I haven’t played this matchup a lot. I know that they’re not as good as they’d like to be at killing your green creatures, which is a big problem for them, and that Sigarda, Heron’s Grace is a good trump just because of its size. The creature sizing is such that I think the common play pattern when they cast Gideon and try to defend it is that Heron’s Grace Champion destroys their battlefield and it’s hard for them to recover even with the planeswalker, so watch to set that up. The big thing you need to worry about is Avacyn flipping, so be careful with your removal spells and try to make some four-toughness creatures.

White Aggro



You can tune the number of Stasis Snares and Tireless Trackers depending on exactly what they’re playing. In general, you want to keep your creature count high and try to minimize trading off to maximize Heron’s Grace Champion, and you don’t need to go as big to win, so you cut your top-end to add cheap removal.

Aetherworks Marvel

So the original idea was to bring in Selfless Spirit for Kozilek’s Return here, but I’m not convinced that Selfless Spirit is good enough to be in the sideboard, especially because I’ve seen B/G Aetherworks with Liliana, where you don’t want Selfless Spirit, and it’s likely not great against Whirler Virtuoso builds.

I think one Selfless Spirit should become a Declaration in Stone in the sideboard, and I’d probably make one of them a Servant of the Conduit. The last? Maybe another Thalia or Sigarda; maybe a Skysovereign, Consul Flagship; maybe even a Blossoming Defense. I’m really not sure.

How you sideboard against Aetherworks will really depend on their deck. In general, I think it’s fine to cut Thalia’s Lieutenant because they’ll have a lot of removal (including sweepers) after sideboarding, and I want to add Servant of the Conduit and Gideon, as turn 3 Gideon is your easiest way to win. You want Fragmentize as you can often beat a single Marvel activation, and you want Stasis Snare. Declaration in Stone is a bit of a question because it’s horrible if you have it in your hand when they Emrakul you. The real problem is that you need to focus on killing them, so you basically have to cut removal if you’re adding Fragmentize, which I think you probably should, so you likely cut Declaration. If you’d prefer Declaration over Fragmentize, which I don’t expect to be better but I’m low-confidence in, you could replace Fragmentize with Natural State, which would be better against W/U Flash and White Aggro.

When I played against G/R Aetherworks, I sided down to two Duskwatch Recruiters and two Tireless Trackers, as they’re not your fastest threats and you don’t want to plan to try to win the late-game, but because Sigarda makes it possible, you want to have access to the support cards necessary to make it happen. Heron’s Grace Champion is obviously the easiest cut, as you’re decreasing your number of Humans and your life total really doesn’t matter.

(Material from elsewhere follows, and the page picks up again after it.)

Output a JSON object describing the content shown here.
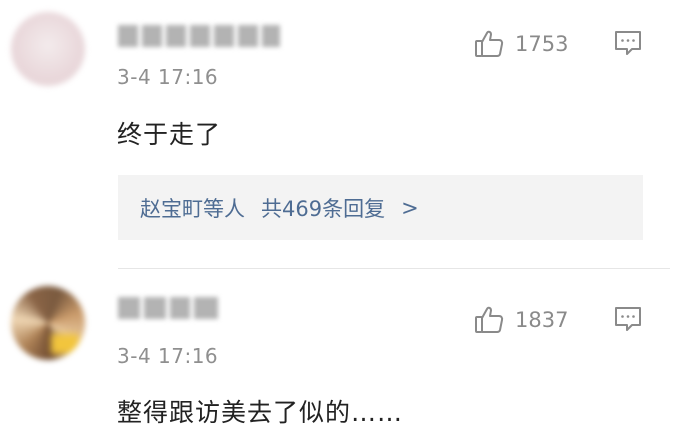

I suspect this weekend was the height of Aetherworks Marvel’s success and we’ll see it fall as it becomes the biggest target, which means things are likely to get even better for W/G Humans in the near-future. I loved playing this deck, and I’m disappointed both that I might not get to play another tournament with it and that I was a little off my game in Denver and made critical errors that likely impacted the outcome of games in three of the four matches I didn’t win. The deck absolutely felt good enough to Top 8 with. I recommend trying it out as this format wraps up, as this is the first time I’ve really enjoyed this Standard format.